Children Who Chase Lost Voices (Hoshi wo Ou Kodomo)

Children Who Chase Lost Voices (Hoshi wo Ou Kodomo) 2011

I think Children Who Case Lost Voices stands out in Makoto Shinkai’s filmography as the one with the biggest scope. To date, it’s also his last ‘adventure’ story perhaps, since the movies that followed put relationships in the foreground.

Children Who Case Lost Voices is far more ‘sweeping’ with multiple storylines and various players engaged in big conflicts – though the narrative does mostly zoom down to focus on schoolgirl Asuna as she tries to uncover the mysteries of Agartha – the land of the dead. I’ve simplified the plot there but despite the fantastical elements, it’s still a story of very personal stakes for the lead characters.

And wow, the imagination on display here is so fantastic – I remember being so excited at the time, in part because the film was another ‘original concept’ work and I’d love to see more of them, as opposed to mostly watching adaptations. If you’ve never come across Children who Chase Lost Voices then my mini rave about the imagination of the film – things like the creepy Izoku, the Quetzalcoatl or the Ark of Life – won’t appear as more than a list of empty nouns, but so much about the story strikes a great balance between familiar and unusual, especially in regard to the setting of Agartha itself.

The flipside to all the immersive world-building is that the audience doesn’t always know what means what, when certain events happen or why characters act a specific way, and at times, rather than create a pleasant sense of anticipatory curiosity, that can set you adrift.

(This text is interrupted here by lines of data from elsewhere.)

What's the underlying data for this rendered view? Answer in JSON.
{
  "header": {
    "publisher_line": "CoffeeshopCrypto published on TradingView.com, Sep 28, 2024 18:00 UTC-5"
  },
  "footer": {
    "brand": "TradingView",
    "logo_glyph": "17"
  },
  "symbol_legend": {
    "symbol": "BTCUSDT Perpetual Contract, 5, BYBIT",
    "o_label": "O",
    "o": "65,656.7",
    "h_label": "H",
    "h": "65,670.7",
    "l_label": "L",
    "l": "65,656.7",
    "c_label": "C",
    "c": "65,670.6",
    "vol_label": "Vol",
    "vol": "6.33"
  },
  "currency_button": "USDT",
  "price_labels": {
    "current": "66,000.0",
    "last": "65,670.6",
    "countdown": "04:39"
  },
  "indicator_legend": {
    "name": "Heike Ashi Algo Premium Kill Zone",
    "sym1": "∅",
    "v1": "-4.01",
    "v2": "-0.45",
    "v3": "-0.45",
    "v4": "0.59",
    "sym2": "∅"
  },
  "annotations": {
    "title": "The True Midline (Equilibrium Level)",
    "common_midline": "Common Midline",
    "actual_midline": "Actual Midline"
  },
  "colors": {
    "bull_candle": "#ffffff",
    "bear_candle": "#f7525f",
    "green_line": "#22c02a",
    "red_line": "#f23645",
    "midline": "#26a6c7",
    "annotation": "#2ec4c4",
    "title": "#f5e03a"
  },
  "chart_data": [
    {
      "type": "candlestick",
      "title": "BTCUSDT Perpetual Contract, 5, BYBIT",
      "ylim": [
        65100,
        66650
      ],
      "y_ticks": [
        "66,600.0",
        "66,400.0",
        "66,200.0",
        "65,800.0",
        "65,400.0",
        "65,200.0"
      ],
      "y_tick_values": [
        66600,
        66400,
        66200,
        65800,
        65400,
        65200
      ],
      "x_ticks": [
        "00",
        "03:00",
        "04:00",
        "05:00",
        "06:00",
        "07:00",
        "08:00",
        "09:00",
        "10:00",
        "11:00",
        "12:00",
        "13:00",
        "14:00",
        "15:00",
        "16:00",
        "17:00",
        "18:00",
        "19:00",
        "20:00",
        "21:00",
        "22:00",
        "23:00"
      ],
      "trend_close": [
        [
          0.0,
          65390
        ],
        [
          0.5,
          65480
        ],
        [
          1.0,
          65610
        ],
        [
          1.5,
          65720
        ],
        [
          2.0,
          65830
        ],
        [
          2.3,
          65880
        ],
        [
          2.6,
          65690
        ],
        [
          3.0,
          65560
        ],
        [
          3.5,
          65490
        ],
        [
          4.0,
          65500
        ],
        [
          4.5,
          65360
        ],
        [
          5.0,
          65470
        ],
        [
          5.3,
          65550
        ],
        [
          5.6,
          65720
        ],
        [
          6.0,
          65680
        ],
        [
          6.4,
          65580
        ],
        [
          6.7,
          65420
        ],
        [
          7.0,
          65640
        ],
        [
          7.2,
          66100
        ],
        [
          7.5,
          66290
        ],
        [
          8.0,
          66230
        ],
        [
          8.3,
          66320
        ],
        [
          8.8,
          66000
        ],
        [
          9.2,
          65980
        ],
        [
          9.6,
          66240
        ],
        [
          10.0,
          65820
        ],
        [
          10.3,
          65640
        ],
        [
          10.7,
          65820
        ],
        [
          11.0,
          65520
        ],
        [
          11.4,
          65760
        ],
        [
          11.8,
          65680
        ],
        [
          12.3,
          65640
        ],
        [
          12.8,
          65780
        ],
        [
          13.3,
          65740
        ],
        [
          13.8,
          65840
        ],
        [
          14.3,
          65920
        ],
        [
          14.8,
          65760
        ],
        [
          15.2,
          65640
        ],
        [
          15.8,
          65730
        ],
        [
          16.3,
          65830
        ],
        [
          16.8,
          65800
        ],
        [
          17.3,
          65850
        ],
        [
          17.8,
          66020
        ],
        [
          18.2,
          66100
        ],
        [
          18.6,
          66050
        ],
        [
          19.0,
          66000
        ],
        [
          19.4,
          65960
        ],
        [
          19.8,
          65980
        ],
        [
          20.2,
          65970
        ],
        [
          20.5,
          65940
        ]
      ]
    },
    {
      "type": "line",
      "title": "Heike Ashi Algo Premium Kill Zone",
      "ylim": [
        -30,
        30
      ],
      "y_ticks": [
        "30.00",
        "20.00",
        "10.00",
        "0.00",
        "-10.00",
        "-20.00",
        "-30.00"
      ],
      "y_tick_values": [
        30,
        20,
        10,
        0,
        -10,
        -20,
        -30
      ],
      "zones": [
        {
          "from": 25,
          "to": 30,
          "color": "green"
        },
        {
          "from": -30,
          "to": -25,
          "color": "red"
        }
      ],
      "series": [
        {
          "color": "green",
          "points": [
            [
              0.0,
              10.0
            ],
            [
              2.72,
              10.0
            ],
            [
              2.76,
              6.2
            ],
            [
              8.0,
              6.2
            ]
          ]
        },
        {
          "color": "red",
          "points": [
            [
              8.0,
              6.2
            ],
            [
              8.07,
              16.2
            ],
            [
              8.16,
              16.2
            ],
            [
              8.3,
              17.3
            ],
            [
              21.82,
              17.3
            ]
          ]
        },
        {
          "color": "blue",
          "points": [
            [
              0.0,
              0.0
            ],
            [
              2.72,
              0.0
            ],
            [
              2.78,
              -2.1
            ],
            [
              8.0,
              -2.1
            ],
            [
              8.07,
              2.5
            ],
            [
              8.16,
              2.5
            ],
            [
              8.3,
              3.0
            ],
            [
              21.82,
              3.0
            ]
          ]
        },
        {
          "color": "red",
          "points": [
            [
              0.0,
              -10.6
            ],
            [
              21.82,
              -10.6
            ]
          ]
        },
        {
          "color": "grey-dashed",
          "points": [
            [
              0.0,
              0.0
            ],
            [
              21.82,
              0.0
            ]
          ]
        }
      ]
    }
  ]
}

You don’t necessarily always want to be spoon-fed as a viewer, but nor do we always want the opposite either. That happened for me at times but the visuals and the pacing kept me going and usually, within a few scenes the film gave me the context I needed.  

As with most Shinkai films, there’s a careful focus on how light appears in the natural world

Possibly my favourite Makoto Shinkai feature film but I haven’t had a chance to see Weathering with You yet so I guess I’d better reserve judgement for just a little longer!

4 Stars

Random sidenote: Not sure if I’m way off now, and I’m having to rely on my memory of the time – but I think the film comes right after emo culture peaked in many places, and to some extent the angst and deep discontent of that sub-culture seems to have fed into characters within Children Who Case Lost Voices. Again, maybe I’m reaching with that claim but I’m thinking of Shun here at least.

I think it’s also easy to see where a certain amount of anime aesthetic fed into the emo scene and vice-a-versa too, though no single culture lives in a vacuum of course. I wonder if I should do some real research and try to see if there’s anything there… perhaps one day.

Abandoned #3 (The Rising of the Shield Hero, Inuyasha & Kabaneri of the Iron Fortress: Battle of Unato)

  1. The Rising of the Shield Hero (2019)

Portal fantasy is a classic genre and can be perfect for a writer to deliver exposition – naturally, the visiting character needs most things explained and at the same time, the viewer gets the info.

That’s why I like such shows in a way, because they’re up front about what I need to know and the pacing of a story tends to be fast(er) as a result of that, but despite all the good, tension-building angst at the beginning, I didn’t finish episode one here.

I think I’m just not precisely in the mood for this one, so I can see myself coming back to it.

2. Inuyasha (2000)

Sensing a theme? 😀

I got a few episodes in and was enjoying Inuyasha, which is definitely a classic, but despite me liking the characters and the world-building, I felt kinda crushed by the weight of the rest of the series.

It’s not the longest out there of course, but with nearly 300 episodes I just knew I’d never make it. Maybe one day I’ll go up to a certain arc’s resolution but for now, I’m glad I’ve actually seen at least a few episodes of this one.

3. Kabaneri of the Iron Rortress: Battle of Unato (2019)

This one is probably my mistake rather than any particular deficiency that I noticed – slick animation, vivid colours, some compelling tension and an interesting world that I’m curious about – but I’m half-way through the film and well aware that I’ve missed enough from the series that the character interactions should be carrying more weight.

So yeah, that’s my mistake – I started the film on a whim, knowing I shouldn’t watch it before the series, but I was drawn in enough even without the wider context of the show.

Will finish after I’ve seen the series.